Before the state conducted an audit of California’s prisons, including the California Institution for Women, we nearly died. It was the end of 2019 when my family emailed about a virus in China. I thought they were paranoid until the coronavirus began to spread rapidly, and someone who was like a parent to me, Annie, died in Minnesota. I was shocked.
Then came the lockdown. We had no masks or bleach. We barely had any cleaning supplies and the nursing staff was meager. They made us walk a foot apart when outside, assuming that by going in one direction we would not recross our paths to contract the virus.
We stood three feet apart to take medication and lines went for hours, sometimes into the night shift as most of the nurses were helping quarantined inmates who had fevers.
They had old school vital sign monitors on rollers with thermometers that they used to take our temperatures. Once they forgot to put the plastic protector on mine and I tasted metal. Spitting it out would be considered assault, so I dealt with it and brushed my teeth after.
I stayed in my cell for all of 2020. I contracted the virus in January of 2021 when my cellmate took a bite of food from an asymptomatic friend. I packed all of my belongings onto four carts to move to quarantine quarters, receiving no help despite having a pacemaker. When I got out of quarantine, I went back to my room and noticed my door had been locked the whole time. I could have easily left my bedding and such for my return.

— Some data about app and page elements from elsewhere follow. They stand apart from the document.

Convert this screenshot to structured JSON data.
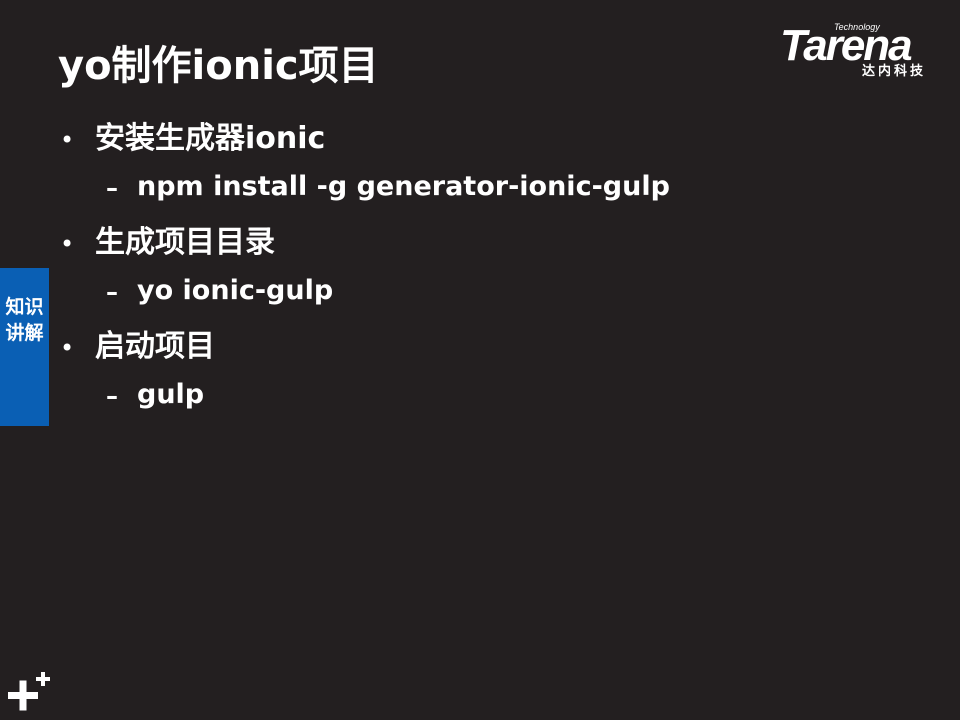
{
  "slide": {
    "title": "yo制作ionic项目",
    "bullets": [
      {
        "text": "安装生成器ionic",
        "sub": "npm install -g generator-ionic-gulp"
      },
      {
        "text": "生成项目目录",
        "sub": "yo ionic-gulp"
      },
      {
        "text": "启动项目",
        "sub": "gulp"
      }
    ],
    "bullet_symbol": "•",
    "sub_symbol": "–"
  },
  "logo": {
    "tagline": "Technology",
    "brand": "Tarena",
    "chinese": "达内科技"
  },
  "side_tab": {
    "label": "知识讲解"
  },
  "colors": {
    "background": "#231f20",
    "text": "#ffffff",
    "side_tab": "#0a5fb4"
  }
}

When the delta variant arrived, the outbreak was small, but we were still mostly locked down. They never mentioned booster shots. They said that if we got the vaccine, we would never get COVID-19 again. They said on the news to wait six months if you test positive for the virus, but the nurses came over a dozen times just weeks after my bout to try to vaccinate me. I heard there were microchips in it and started to believe it, but I also knew we would have to get swabbed weekly without the vaccine. One nurse shoved the swab so hard that I finally agreed to get vaccinated after the six-month period.
Despite the arrival of the new omicron variant, we are fully reopened. They quarantine anyone who has been near someone who comes down with COVID-19. My unit currently has less than 15 people left. We were all quarantined when the outbreak came. It’s 2022, and COVID-19 is still growing strong.
Disclaimer: The views in this article are those of the author. Prison Journalism Project has verified the writer’s identity and basic facts such as the names of institutions mentioned.